*WORK TO COMPLETE*:
Go through the listing and copy each line that has the string "Mindestluftwechsel" in it.
Top of SUPPLIED DATA
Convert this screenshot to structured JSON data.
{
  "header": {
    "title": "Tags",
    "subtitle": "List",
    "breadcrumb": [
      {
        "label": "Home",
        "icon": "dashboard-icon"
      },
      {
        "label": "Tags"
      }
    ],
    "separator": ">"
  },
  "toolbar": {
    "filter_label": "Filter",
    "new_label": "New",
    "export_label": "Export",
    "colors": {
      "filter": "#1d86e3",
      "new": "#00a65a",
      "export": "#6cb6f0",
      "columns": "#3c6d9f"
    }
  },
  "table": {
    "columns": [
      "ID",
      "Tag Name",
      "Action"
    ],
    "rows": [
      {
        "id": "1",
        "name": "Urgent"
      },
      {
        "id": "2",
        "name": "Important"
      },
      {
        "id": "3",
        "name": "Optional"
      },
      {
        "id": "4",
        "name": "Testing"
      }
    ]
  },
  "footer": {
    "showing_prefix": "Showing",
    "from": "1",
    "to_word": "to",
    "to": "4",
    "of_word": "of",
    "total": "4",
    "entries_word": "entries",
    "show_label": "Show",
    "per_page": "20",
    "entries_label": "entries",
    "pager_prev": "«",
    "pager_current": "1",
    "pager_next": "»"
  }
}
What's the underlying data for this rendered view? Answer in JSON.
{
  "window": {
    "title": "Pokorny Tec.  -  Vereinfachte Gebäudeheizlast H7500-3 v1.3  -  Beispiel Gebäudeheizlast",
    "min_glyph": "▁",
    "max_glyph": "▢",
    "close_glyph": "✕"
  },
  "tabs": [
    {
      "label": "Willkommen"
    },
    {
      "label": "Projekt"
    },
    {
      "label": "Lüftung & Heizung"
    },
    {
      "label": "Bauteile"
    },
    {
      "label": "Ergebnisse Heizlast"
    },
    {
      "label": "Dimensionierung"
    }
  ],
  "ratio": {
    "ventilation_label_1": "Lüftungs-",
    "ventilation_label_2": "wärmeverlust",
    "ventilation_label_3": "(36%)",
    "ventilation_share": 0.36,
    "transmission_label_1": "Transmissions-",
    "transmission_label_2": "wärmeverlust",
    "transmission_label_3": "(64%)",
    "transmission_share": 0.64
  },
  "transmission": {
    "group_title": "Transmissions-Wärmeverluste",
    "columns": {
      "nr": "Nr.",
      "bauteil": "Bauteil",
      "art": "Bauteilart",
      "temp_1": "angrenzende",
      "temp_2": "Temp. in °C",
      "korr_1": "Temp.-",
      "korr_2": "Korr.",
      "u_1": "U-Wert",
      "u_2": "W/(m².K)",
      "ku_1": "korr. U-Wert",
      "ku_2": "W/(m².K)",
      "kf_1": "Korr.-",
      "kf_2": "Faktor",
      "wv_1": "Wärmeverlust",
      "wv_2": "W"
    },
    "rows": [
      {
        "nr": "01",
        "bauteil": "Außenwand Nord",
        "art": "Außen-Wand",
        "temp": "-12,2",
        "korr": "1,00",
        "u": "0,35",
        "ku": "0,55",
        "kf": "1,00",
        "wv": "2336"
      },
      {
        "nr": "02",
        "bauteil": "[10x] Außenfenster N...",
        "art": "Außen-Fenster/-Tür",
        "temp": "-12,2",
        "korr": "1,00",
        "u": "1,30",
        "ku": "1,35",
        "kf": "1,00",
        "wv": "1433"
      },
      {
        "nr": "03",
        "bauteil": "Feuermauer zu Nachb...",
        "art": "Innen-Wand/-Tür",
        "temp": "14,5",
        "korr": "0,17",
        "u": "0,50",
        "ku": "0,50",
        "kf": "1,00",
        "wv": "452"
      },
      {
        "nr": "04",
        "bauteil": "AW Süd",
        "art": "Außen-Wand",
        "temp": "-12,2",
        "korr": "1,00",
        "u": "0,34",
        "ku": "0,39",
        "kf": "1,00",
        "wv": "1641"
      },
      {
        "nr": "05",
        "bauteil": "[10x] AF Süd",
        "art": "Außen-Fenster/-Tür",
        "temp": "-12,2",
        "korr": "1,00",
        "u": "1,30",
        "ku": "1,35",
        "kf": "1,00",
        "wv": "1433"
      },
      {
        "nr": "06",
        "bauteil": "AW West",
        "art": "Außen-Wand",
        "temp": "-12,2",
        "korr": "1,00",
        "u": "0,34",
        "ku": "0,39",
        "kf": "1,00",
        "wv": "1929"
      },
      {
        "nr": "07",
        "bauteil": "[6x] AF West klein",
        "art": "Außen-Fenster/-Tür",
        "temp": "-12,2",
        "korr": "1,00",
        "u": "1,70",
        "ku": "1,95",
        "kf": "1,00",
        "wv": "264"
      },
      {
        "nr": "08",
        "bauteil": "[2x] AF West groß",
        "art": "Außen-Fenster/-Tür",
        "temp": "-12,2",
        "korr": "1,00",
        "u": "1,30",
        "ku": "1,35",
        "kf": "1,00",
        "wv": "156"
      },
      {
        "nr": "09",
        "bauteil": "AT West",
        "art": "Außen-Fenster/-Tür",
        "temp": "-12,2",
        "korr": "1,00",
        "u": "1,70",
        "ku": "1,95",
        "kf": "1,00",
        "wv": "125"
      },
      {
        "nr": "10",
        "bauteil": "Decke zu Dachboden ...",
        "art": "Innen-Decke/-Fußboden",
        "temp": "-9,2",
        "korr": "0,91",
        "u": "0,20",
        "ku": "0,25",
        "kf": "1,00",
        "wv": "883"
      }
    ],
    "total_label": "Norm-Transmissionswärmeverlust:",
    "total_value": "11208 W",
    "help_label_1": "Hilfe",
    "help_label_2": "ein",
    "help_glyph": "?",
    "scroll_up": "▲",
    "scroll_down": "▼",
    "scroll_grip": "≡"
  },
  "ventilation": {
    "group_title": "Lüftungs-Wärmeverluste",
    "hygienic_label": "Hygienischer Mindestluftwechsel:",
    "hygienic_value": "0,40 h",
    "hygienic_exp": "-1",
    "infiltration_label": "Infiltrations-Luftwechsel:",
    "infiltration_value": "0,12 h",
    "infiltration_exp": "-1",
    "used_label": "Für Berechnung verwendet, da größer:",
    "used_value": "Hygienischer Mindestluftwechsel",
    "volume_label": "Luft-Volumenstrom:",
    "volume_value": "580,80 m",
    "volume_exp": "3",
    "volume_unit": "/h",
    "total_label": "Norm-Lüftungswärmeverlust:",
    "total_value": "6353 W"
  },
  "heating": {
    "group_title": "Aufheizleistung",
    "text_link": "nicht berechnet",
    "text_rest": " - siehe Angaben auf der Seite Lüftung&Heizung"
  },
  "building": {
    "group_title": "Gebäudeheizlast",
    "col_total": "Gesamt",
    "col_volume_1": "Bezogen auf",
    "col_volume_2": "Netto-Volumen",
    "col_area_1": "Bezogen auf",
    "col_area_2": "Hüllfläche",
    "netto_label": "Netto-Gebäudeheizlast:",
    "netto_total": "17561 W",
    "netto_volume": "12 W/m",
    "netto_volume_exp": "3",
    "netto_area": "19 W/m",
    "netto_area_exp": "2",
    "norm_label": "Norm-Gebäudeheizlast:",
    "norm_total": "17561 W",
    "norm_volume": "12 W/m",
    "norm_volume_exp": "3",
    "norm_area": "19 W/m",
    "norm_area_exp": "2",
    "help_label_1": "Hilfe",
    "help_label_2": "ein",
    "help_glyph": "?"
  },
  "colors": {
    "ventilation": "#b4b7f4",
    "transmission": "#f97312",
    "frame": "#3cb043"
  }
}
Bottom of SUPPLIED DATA
*ANSWER TO THIS PROBLEM*:
    "hygienic_label": "Hygienischer Mindestluftwechsel:",
    "used_value": "Hygienischer Mindestluftwechsel",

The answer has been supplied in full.